Your answer must be an exact copy of the records below.

Segment Start: DATA FOR THE TASK

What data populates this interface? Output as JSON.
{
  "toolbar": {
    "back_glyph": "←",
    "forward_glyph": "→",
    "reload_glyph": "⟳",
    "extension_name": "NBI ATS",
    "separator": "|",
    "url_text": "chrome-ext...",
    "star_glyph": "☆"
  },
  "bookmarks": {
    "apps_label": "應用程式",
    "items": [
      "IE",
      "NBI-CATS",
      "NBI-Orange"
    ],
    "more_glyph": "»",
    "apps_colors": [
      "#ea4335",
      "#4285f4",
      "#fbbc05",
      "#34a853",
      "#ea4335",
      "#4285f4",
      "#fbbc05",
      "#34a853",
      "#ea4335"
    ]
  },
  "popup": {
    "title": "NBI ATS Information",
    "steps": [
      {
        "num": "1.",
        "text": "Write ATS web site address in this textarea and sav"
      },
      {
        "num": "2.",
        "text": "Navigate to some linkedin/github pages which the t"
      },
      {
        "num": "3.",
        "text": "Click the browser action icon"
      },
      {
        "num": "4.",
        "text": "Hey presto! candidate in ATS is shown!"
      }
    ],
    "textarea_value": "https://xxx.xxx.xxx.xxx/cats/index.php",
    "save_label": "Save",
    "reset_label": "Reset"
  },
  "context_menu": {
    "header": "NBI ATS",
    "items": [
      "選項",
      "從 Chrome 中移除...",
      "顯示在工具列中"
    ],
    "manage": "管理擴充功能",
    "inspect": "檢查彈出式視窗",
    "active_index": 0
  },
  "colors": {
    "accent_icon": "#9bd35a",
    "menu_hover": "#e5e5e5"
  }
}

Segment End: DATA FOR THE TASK

RESULT BELOW.
What data populates this interface? Output as JSON.
{
  "toolbar": {
    "back_glyph": "←",
    "forward_glyph": "→",
    "reload_glyph": "⟳",
    "extension_name": "NBI ATS",
    "separator": "|",
    "url_text": "chrome-ext...",
    "star_glyph": "☆"
  },
  "bookmarks": {
    "apps_label": "應用程式",
    "items": [
      "IE",
      "NBI-CATS",
      "NBI-Orange"
    ],
    "more_glyph": "»",
    "apps_colors": [
      "#ea4335",
      "#4285f4",
      "#fbbc05",
      "#34a853",
      "#ea4335",
      "#4285f4",
      "#fbbc05",
      "#34a853",
      "#ea4335"
    ]
  },
  "popup": {
    "title": "NBI ATS Information",
    "steps": [
      {
        "num": "1.",
        "text": "Write ATS web site address in this textarea and sav"
      },
      {
        "num": "2.",
        "text": "Navigate to some linkedin/github pages which the t"
      },
      {
        "num": "3.",
        "text": "Click the browser action icon"
      },
      {
        "num": "4.",
        "text": "Hey presto! candidate in ATS is shown!"
      }
    ],
    "textarea_value": "https://xxx.xxx.xxx.xxx/cats/index.php",
    "save_label": "Save",
    "reset_label": "Reset"
  },
  "context_menu": {
    "header": "NBI ATS",
    "items": [
      "選項",
      "從 Chrome 中移除...",
      "顯示在工具列中"
    ],
    "manage": "管理擴充功能",
    "inspect": "檢查彈出式視窗",
    "active_index": 0
  },
  "colors": {
    "accent_icon": "#9bd35a",
    "menu_hover": "#e5e5e5"
  }
}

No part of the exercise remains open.